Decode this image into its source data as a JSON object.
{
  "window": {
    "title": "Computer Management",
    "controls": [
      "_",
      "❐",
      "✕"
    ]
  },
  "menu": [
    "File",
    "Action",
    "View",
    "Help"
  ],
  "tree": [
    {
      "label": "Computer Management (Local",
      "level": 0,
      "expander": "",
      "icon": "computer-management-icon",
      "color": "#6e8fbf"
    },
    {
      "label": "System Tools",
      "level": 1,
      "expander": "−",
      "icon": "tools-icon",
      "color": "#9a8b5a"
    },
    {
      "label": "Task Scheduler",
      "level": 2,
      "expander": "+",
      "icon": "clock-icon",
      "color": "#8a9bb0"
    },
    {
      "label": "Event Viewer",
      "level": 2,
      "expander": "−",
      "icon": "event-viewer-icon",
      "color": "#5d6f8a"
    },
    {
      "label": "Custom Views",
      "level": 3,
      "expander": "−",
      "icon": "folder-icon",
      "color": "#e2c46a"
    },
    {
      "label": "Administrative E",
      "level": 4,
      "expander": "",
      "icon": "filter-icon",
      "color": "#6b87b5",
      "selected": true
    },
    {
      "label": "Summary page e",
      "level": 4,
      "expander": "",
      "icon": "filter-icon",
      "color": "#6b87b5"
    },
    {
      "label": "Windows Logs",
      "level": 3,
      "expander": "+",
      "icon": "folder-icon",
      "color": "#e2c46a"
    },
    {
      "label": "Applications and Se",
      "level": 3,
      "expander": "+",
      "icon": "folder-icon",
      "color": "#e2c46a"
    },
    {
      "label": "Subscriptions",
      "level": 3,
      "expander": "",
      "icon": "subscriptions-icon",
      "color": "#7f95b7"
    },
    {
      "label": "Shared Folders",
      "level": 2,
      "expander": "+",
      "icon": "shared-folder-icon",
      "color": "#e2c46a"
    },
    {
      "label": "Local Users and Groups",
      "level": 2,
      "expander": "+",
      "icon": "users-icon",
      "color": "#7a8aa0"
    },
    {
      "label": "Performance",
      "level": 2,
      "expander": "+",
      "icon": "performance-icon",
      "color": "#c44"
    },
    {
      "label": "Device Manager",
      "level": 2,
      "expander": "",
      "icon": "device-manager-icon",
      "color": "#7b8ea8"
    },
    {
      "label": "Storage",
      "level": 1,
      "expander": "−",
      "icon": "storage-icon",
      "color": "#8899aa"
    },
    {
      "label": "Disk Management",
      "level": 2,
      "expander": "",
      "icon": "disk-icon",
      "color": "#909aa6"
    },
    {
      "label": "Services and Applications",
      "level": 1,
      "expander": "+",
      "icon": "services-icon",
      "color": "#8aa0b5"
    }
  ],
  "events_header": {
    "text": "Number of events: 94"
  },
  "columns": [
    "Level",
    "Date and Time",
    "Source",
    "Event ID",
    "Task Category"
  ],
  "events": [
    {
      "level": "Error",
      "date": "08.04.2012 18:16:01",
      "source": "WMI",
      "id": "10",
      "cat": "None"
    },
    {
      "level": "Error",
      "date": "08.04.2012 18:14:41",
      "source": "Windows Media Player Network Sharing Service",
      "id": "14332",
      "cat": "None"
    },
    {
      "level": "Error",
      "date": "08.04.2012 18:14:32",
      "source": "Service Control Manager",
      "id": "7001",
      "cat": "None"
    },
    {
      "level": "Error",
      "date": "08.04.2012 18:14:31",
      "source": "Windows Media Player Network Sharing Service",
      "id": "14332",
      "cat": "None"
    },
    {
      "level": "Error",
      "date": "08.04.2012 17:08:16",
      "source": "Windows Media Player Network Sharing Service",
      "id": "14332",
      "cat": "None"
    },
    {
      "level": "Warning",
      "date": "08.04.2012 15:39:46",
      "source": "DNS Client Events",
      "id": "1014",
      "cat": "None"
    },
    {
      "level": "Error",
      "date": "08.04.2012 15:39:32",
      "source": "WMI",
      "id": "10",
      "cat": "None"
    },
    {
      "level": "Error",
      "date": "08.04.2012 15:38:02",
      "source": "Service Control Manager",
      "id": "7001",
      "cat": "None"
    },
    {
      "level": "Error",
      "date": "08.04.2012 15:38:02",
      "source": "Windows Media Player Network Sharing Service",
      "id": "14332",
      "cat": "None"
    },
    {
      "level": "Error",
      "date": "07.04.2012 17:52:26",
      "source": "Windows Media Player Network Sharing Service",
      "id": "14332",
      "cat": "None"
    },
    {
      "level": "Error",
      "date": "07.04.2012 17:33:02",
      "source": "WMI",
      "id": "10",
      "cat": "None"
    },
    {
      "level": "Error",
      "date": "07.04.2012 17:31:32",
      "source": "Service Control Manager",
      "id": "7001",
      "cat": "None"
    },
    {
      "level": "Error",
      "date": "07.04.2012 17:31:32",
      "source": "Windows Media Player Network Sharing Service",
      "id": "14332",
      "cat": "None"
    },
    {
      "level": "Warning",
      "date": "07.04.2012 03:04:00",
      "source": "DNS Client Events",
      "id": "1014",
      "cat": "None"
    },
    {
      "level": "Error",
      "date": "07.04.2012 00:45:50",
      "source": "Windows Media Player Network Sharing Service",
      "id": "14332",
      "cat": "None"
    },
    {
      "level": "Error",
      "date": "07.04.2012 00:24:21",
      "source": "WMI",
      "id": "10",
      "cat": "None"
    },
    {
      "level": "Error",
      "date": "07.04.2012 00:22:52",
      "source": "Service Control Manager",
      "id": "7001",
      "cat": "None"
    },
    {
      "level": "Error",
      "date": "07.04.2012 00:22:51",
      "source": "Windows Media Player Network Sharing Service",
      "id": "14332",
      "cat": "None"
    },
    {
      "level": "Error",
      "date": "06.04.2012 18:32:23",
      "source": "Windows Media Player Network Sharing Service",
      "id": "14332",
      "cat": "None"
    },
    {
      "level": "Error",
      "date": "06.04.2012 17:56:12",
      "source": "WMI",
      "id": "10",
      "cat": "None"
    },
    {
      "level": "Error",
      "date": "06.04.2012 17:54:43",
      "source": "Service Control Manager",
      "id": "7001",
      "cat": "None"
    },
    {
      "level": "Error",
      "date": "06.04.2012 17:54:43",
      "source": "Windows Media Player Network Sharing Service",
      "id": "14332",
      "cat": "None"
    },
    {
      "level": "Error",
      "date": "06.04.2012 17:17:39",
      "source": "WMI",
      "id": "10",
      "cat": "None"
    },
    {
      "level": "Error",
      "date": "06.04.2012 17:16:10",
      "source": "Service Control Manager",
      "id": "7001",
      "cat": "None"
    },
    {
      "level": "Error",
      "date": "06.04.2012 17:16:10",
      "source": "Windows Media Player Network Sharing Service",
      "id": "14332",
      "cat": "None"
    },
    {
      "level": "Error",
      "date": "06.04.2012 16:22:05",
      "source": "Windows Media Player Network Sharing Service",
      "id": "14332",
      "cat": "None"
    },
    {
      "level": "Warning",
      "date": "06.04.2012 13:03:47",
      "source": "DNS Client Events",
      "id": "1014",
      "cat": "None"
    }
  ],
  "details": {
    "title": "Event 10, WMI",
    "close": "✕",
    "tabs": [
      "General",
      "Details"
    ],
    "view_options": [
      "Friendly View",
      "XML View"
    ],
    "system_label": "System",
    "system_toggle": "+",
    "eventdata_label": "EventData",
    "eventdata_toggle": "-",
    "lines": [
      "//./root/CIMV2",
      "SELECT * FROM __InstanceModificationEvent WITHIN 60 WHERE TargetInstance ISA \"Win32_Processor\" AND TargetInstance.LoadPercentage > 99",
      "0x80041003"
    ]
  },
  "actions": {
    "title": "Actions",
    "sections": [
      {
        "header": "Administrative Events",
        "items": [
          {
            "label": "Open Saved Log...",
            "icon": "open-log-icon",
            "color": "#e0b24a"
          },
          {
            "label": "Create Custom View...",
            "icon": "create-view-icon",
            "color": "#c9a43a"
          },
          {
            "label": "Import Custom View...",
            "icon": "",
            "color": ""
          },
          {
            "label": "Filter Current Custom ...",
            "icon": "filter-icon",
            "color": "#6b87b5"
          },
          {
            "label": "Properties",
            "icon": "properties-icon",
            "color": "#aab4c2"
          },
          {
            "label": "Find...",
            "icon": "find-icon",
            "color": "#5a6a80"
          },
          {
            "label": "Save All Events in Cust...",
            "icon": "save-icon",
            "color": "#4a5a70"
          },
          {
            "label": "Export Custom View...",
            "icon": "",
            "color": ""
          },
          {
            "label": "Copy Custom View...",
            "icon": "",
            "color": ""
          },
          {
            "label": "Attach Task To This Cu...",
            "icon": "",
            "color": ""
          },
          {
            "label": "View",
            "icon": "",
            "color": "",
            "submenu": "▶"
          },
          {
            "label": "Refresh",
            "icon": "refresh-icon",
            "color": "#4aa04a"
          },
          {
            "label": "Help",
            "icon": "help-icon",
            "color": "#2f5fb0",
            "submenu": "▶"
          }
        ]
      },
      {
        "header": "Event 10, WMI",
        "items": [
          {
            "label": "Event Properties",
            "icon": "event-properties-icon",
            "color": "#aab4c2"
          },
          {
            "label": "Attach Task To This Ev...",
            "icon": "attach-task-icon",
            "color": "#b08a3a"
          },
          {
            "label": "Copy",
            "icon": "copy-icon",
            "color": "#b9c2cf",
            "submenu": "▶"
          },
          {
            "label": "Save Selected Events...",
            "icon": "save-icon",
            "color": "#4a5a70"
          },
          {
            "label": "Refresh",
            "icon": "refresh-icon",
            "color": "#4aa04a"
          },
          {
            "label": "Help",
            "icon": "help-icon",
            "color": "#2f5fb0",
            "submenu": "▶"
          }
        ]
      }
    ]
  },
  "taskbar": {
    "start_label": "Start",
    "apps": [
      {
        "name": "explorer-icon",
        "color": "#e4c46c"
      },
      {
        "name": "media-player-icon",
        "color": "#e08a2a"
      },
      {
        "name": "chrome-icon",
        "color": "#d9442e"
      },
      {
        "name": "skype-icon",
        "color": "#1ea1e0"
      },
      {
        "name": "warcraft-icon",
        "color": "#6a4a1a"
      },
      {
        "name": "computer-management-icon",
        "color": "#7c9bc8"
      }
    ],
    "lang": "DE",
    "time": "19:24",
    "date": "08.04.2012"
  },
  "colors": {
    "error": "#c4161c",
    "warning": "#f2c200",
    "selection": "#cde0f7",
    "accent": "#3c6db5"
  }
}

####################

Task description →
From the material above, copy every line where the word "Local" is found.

Task answer →
      "label": "Computer Management (Local",
      "label": "Local Users and Groups",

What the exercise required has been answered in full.